This attachment to a particularistic view of national sovereignty hearkens back to Aristotle’s original conception of a polity: a specific group, with a specific shared identity, in a specific place (frequently, but not always, surrounded by walls), with clearly defined notions of who is and is not a citizen. Secretary Clinton’s platform, in contrast, supports what has been called the “universal and homogenous state”, in which every adult human being is a full and utterly equal member. As political philosopher Leo Strauss explained in his illuminating debate with Alexander Kojeve, the development of a universal and homogenous state represents a grave threat to the possibility of the philosophical life. The philosopher seeks to live the best life, which necessarily requires judgements of better and worse, and therefore a concrete articulation of good and bad. The universal and homogenous state which was the goal of Secretary Clinton’s campaign regarded any notion of better or worse ways of life as morally indefensible prejudices, and any articulation of good and bad as merely relative opinions or beliefs, with no validity in the world beyond the individual who holds the belief.

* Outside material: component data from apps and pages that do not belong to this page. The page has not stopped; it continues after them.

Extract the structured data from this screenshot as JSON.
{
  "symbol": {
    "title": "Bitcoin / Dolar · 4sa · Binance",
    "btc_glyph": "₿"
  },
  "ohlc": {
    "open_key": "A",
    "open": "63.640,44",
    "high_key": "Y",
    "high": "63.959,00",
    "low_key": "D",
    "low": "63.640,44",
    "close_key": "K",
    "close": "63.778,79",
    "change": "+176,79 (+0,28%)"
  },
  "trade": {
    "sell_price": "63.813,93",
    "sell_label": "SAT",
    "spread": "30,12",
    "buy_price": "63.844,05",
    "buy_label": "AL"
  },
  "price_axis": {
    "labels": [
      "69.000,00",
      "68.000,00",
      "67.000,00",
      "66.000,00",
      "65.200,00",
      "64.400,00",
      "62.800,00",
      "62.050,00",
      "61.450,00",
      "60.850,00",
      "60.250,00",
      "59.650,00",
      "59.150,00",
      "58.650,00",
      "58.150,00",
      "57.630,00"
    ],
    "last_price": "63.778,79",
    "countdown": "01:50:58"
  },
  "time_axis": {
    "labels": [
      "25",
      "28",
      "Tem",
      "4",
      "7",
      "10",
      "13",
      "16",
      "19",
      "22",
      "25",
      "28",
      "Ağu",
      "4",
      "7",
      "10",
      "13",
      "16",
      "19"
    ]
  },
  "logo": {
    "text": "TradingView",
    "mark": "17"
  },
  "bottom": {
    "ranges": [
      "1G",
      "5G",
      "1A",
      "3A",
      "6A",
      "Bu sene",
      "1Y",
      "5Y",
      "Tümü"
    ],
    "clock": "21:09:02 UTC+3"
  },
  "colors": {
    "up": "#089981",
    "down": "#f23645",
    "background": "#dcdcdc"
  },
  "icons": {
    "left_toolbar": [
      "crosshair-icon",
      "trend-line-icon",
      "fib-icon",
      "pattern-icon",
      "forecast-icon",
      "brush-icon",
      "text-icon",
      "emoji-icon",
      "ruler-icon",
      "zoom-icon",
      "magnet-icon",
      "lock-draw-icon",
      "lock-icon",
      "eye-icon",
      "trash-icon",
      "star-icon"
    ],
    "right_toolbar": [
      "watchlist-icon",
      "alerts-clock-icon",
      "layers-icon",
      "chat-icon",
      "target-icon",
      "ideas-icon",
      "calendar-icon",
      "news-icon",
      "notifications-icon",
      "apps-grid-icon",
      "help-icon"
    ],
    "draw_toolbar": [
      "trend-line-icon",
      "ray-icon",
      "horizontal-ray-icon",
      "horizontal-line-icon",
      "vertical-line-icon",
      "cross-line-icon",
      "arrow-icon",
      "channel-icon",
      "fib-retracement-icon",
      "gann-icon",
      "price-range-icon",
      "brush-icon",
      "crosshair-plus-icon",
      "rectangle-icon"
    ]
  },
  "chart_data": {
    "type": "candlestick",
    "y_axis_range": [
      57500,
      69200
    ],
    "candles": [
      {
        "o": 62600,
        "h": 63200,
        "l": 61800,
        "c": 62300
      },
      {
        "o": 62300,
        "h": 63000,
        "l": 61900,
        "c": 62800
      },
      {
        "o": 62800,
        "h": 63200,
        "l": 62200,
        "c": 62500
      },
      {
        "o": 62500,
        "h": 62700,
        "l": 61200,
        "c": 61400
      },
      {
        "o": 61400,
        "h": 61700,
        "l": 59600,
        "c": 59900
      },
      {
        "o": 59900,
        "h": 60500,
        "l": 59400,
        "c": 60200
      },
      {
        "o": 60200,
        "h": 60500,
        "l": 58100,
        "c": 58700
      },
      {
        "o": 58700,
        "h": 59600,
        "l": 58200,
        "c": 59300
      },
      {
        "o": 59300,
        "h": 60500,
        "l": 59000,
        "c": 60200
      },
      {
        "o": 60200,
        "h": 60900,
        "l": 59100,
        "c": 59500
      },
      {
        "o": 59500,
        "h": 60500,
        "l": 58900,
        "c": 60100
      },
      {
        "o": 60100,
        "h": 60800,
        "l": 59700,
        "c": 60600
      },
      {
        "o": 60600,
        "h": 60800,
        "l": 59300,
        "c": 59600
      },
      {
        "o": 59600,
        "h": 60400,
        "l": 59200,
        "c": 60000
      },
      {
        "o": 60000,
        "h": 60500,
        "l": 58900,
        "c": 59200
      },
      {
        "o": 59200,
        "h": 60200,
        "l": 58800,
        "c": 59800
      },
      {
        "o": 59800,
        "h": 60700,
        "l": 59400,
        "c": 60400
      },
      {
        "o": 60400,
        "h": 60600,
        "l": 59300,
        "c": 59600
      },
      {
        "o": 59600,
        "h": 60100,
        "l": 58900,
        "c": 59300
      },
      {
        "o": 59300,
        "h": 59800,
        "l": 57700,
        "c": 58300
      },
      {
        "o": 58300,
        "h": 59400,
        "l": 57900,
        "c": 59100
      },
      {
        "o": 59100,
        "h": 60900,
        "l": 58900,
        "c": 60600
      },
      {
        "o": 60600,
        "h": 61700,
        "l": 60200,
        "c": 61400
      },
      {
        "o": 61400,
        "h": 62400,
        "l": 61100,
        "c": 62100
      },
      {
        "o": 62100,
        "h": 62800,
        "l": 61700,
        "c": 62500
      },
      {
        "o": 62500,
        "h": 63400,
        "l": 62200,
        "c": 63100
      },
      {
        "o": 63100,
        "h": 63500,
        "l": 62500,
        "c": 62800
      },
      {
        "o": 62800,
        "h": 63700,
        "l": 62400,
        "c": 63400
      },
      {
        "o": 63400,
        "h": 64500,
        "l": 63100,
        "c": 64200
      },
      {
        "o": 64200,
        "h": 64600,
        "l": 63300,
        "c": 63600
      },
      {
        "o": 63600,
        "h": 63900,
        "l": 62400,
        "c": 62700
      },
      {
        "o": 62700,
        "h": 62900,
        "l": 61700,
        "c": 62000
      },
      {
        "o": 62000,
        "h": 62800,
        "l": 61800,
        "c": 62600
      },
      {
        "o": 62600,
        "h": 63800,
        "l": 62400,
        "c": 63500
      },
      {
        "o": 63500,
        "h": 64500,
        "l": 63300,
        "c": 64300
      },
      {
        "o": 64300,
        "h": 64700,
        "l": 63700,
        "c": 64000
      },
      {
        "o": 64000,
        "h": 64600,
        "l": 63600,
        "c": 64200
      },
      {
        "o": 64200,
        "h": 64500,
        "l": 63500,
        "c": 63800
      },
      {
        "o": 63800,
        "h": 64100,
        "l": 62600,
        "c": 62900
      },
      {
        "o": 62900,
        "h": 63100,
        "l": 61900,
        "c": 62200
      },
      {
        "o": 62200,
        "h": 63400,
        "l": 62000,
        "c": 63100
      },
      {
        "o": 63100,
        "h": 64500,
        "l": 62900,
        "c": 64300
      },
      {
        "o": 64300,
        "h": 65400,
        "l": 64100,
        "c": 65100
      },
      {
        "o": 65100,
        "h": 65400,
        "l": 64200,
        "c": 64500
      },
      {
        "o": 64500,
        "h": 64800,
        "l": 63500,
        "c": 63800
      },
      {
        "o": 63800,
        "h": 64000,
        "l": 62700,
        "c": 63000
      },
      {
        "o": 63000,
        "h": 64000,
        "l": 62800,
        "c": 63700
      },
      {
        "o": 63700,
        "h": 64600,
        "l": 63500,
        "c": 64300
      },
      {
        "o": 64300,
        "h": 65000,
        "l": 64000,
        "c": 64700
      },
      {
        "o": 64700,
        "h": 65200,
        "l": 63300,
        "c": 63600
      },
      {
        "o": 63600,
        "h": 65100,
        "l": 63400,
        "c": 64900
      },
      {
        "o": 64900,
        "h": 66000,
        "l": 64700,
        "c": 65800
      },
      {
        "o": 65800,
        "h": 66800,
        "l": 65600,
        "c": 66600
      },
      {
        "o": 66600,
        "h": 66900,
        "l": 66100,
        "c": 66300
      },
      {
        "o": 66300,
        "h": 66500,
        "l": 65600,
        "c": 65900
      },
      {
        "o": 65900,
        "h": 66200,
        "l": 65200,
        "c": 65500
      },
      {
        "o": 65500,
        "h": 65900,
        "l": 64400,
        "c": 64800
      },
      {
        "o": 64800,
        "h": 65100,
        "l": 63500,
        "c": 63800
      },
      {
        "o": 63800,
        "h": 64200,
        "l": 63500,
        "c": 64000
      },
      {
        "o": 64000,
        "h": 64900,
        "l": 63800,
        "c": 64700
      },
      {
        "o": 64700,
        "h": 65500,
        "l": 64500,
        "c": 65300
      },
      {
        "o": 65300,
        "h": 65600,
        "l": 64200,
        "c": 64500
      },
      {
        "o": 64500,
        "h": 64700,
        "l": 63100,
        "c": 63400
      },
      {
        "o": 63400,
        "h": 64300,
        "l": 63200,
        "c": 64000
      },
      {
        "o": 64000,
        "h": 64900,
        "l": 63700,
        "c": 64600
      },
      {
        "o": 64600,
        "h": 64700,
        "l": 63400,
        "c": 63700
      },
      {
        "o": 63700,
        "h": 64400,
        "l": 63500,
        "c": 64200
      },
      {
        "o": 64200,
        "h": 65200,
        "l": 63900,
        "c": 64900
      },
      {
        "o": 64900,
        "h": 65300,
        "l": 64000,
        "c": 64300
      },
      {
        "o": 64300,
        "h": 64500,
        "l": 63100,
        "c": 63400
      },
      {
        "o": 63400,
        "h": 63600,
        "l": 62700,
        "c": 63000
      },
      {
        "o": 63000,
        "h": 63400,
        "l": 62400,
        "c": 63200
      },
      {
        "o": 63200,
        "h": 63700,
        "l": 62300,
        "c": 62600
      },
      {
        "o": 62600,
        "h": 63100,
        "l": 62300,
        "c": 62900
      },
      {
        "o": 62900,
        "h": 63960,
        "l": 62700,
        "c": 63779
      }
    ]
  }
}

The final principle that needs be described here is this: attention is the most valuable currency in 21st century political life. From the beginning of the campaign, Trump had a devastating advantage over the seventeen Republicans and five Democrats who stood between him and the Oval Office: his ability to dominate the attention-span of the entire nation. This proved to be more valuable than the entire Clinton political machine, which consisted of top talent from Secretary Clinton’s 2008 presidential campaign and President Obama’s 2008 and 2012 presidential campaigns, and which was surely the largest, most comprehensive, and most expensive campaign apparatus ever assembled. Trump starved this massive apparatus of the oxygen it needed to survive -- through his provocative statements he captivated the attention of a nation. Nearly every day brought new controversy to the front-pages of every media outlet in America, while Secretary Clinton’s more low-key approach was often either a footnote or overlooked entirely. In the new media landscape where e-mails, Facebook notifications, posts on Twitter, and text messages all crowd thick and fast to demand one’s attention, anyone who wants their message to be heard must distinguish themselves from this ordinary background noise of technological life. And the only way to do that is to be louder, more provocative, more humorous, and, in general, more interesting than that background noise. Perhaps the politics of the future will not be based on policy or philosophy, but on comedy. In accordance with this final principle of Post-Trump politics, the political figure who will be most successful will be they who can craft the wittiest joke, the cleverest retort, and the most outrageous soundbite.